Earth Day, Earth Week, now Earth Month. Founded in 1970 as a day to honor the achievements of the environmental movement and raise awareness of the need to protect the Earth’s natural resources for future generations, Earth Day has become an extended time of education on environmental issues. In part marked by marketing campaigns, social media posts, and media hype touting the accomplishments of brands making progress on climate action, Earth Day celebrations now come and go throughout April.
My proposal — let’s just call it Earth Year and keep the momentum going year-round? Unlikely, but the point here is that we — marketing and communications leaders — are instrumental in keeping the original Earth Day agenda top-of-mind throughout the year. We play a pivotal and critical role in advancing the climate agenda and ultimately accelerating the pace of progress, but it means not taking our foot off the pedal come May 1. To that end, here are my top five tips for making every day Earth Day in marketing and communications:
1) Radical collaboration is critical to scaling impact.
We’re all likely good collaborators but are we “radical collaborators?” This requires going outside the typical partnerships and looking for new and even unlikely co-marketing opportunities with customers, partners and competitors. It means banding together internally with our sustainability leadership, investor relations and public affairs colleagues, and People & Culture teams to align on shared goals and strategy. Where can we use the power of partnerships, coalitions, and industry alliances to move more quickly and at-scale?
2) Yes, transparency AND authenticity matter.
Similar, but different. Transparency is how much you share about what your company is doing, while authenticity is the extent to which there is truth and substance behind your words and actions. To do both means that you talk openly about both your progress and successes as well as the challenges and setbacks your company has experienced along the way. We need more companies willing to be both transparent and authentic in their ESG communications. It will increase stakeholder trust and help others learn from your experiences.

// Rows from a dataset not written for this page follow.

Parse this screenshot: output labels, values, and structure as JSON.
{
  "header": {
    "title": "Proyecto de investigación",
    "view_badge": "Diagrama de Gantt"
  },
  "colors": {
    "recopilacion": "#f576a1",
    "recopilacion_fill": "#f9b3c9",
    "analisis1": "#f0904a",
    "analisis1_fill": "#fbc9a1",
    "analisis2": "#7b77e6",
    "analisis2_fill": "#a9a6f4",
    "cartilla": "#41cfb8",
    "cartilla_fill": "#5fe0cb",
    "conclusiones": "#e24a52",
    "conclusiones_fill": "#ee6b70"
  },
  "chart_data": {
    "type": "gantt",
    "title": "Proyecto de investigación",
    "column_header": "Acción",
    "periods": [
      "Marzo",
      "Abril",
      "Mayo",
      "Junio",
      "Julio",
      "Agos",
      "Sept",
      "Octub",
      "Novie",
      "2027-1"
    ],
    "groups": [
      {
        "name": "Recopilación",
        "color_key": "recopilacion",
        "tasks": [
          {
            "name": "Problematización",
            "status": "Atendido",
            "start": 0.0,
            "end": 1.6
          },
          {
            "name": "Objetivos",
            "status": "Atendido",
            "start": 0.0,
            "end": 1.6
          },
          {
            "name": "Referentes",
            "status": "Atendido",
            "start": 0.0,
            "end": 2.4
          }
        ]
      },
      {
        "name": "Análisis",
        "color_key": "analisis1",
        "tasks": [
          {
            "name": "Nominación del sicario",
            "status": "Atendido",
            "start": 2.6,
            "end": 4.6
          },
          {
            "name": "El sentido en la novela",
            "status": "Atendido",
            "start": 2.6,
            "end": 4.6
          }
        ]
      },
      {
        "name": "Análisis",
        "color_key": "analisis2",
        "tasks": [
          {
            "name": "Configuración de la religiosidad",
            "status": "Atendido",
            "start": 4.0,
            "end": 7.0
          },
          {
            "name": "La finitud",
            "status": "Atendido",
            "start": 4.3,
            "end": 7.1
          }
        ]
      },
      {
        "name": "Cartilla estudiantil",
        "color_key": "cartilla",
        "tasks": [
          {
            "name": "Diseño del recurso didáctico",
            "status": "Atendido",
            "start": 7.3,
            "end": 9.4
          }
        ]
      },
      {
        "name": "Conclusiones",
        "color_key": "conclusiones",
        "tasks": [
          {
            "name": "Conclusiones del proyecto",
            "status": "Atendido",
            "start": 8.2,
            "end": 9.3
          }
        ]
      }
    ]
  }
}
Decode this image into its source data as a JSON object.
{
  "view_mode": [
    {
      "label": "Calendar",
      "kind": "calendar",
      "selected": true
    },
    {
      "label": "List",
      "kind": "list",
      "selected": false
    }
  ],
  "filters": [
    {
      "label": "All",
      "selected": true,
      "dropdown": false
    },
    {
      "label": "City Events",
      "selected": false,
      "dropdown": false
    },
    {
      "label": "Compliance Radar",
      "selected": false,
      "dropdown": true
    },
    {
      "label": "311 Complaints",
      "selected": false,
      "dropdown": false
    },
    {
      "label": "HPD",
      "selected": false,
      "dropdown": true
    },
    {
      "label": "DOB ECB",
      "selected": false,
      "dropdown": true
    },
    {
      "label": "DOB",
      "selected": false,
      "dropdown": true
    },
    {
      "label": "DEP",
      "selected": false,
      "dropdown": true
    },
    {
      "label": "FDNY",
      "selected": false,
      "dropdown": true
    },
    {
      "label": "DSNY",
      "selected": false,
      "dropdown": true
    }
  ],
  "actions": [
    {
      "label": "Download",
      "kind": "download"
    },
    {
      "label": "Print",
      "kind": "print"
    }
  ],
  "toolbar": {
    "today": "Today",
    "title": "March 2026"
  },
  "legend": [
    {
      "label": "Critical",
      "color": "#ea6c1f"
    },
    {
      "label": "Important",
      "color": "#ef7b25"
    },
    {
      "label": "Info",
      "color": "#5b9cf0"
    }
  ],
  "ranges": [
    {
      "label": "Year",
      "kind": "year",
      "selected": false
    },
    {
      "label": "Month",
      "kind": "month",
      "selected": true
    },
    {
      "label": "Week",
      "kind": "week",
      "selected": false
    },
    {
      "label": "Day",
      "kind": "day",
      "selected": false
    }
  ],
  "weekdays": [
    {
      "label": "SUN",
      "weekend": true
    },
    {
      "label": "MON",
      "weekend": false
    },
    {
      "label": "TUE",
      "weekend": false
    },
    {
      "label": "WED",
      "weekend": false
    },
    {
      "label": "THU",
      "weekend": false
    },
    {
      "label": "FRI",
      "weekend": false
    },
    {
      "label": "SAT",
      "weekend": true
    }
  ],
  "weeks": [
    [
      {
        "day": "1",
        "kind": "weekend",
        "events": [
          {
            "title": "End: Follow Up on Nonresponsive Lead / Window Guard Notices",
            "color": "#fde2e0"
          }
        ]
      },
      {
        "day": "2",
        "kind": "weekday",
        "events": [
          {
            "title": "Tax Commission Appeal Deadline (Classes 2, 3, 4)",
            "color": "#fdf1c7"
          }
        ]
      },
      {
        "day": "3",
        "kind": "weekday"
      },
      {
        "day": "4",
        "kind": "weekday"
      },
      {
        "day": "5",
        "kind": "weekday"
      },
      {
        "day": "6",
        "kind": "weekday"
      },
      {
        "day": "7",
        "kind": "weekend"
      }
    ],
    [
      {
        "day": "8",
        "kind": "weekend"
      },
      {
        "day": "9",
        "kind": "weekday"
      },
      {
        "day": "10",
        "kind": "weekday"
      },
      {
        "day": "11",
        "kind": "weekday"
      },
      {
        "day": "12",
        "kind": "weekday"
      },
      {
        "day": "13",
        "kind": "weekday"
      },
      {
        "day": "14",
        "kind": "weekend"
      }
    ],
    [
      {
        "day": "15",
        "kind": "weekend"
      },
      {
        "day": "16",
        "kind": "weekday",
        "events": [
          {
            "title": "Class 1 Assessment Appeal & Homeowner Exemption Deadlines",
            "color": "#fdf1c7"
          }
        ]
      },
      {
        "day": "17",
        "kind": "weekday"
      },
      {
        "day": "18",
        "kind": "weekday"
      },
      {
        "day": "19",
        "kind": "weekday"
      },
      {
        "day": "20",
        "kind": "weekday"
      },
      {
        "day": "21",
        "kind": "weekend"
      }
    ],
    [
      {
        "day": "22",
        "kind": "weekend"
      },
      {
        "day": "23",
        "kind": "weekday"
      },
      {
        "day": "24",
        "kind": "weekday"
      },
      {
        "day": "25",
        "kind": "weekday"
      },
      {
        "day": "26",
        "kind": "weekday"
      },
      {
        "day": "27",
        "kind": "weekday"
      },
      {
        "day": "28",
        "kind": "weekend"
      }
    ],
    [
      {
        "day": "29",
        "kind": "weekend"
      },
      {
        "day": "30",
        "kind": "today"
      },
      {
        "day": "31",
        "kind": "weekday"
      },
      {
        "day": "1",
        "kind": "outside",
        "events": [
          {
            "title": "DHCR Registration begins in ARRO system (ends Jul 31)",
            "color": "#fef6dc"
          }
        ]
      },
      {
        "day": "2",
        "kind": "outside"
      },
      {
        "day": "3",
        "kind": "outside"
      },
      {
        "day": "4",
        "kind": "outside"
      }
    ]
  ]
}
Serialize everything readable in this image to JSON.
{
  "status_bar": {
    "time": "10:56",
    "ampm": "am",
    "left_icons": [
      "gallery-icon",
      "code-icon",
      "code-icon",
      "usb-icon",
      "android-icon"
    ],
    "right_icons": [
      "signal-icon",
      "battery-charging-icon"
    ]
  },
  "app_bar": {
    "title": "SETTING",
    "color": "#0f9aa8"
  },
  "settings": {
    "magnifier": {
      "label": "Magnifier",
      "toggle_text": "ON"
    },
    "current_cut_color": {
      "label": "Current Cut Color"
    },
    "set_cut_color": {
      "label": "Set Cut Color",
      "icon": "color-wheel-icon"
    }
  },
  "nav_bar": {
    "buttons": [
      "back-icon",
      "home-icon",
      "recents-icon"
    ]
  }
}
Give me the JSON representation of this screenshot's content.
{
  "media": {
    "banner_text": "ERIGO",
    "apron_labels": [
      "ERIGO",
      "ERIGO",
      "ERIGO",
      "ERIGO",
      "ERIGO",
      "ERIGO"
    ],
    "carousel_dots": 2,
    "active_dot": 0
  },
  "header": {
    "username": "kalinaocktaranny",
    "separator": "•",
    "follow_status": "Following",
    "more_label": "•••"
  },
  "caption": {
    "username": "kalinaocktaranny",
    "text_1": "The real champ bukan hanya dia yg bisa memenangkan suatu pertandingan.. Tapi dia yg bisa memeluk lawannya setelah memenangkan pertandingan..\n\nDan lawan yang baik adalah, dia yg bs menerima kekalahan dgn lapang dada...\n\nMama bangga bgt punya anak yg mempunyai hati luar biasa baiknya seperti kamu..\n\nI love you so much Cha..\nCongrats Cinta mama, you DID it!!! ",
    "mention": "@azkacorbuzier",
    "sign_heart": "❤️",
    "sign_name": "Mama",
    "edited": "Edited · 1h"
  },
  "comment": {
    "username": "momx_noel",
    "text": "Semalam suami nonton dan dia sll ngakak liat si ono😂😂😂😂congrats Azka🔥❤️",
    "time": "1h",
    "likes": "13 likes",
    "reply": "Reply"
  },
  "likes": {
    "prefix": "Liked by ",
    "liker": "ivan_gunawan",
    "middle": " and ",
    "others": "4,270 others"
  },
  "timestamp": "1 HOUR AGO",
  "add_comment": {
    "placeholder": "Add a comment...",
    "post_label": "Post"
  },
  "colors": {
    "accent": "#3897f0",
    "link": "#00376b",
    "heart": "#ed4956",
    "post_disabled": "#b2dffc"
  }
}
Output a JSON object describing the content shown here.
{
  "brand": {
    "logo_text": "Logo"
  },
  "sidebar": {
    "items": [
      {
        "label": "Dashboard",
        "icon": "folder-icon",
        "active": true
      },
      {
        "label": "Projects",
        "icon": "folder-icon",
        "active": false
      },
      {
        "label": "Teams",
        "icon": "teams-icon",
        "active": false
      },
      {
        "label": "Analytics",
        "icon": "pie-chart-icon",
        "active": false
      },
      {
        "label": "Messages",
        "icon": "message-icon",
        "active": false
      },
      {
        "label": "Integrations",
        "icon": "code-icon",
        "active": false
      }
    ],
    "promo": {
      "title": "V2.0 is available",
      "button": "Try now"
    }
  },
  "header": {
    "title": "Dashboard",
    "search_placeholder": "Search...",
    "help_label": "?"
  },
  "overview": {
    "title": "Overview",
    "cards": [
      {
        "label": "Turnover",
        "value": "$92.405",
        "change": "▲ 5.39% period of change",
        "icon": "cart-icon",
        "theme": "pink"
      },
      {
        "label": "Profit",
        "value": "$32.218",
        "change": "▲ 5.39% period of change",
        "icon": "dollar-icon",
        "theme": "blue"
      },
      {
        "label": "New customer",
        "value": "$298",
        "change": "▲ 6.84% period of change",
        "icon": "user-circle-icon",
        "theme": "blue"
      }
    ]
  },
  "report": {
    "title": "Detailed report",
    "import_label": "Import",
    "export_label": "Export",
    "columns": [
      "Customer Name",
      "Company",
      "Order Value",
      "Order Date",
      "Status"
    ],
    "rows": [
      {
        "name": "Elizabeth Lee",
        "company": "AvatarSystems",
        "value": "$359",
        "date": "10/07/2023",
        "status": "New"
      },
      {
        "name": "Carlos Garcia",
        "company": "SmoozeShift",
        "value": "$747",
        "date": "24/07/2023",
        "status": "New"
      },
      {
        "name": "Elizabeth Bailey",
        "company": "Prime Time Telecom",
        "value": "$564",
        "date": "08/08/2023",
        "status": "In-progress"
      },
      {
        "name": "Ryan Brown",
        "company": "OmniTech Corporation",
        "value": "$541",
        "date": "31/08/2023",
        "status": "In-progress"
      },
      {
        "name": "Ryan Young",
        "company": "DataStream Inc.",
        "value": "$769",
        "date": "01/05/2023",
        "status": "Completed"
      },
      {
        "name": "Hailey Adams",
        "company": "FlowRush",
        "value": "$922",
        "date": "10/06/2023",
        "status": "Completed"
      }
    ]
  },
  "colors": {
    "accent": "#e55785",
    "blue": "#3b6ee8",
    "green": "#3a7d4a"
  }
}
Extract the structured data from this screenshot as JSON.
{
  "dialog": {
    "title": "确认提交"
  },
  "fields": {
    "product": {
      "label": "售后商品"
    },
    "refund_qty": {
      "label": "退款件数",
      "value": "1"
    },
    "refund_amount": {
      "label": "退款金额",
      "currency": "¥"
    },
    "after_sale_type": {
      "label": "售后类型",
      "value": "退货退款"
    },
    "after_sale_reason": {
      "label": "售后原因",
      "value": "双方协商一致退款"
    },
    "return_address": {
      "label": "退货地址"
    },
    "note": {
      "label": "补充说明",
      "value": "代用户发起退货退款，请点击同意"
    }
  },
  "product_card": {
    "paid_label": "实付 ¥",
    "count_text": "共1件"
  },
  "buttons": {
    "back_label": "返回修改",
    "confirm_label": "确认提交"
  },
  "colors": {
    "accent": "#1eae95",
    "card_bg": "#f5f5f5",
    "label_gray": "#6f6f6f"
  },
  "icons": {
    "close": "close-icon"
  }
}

“If you’re doing the work, talk about it.”
3) Greenwash or greenhush? Neither please.
Greenhushing is the withholding of communication and information on a company’s climate strategy or actions for fear of reputational risk. Supporters of greenhushing defend that it keeps companies from greenwashing, which means making false or misleading claims about their sustainability initiatives, but this isn’t always the case. Some hold back for fear they’re not doing enough or because they think they won’t get brand recognition. This presents a problem. It can paint an unrealistic picture that climate action is slowing down or that fewer companies are taking meaningful action. My recommendation — if you’re doing the work, talk about it.
4) Different audience, different message.
Clients often ask me to help draft their ESG messaging and every time I respond with “who is the audience?” Simple enough, that’s comms 101, but often, I have to get more specific. The message for an investor versus a customer can be wildly different; even for different demographics of customer. Gen Z is more likely to understand concepts like “net-zero”, while Baby Boomers respond more to the term “eco-friendly.” Before you embark on any ESG communication, break down your core audiences, build out personas for them, and clarify any pain points or challenges that your communications may address. Then get busy drafting your messaging.
5) What’s ahead? Operationalizing ESG (communications).
There’s a need for companies of all sizes to operationalize sustainability by building into every area of the business. I think the same is true for ESG communications. I often hear from clients in marketing and communications that they don’t know how to integrate ESG into their corporate communications or brand marketing. At the same time, I hear from my sustainability clients that they are deprioritized and siloed from marketing and communications. It’s time to break down the walls and demystify ESG communications. ESG has shown to influence investment decisions, hiring, employee retention and sales, so operationalizing ESG communications make sound business sense.
In the end, whether it’s Earth Day, Earth Week, or Earth Month, it is serving an important purpose by raising awareness of the topic of climate change and the need for more resources to solve it. My hope is that it can go beyond awareness building and inspire action that is sustainable year-round.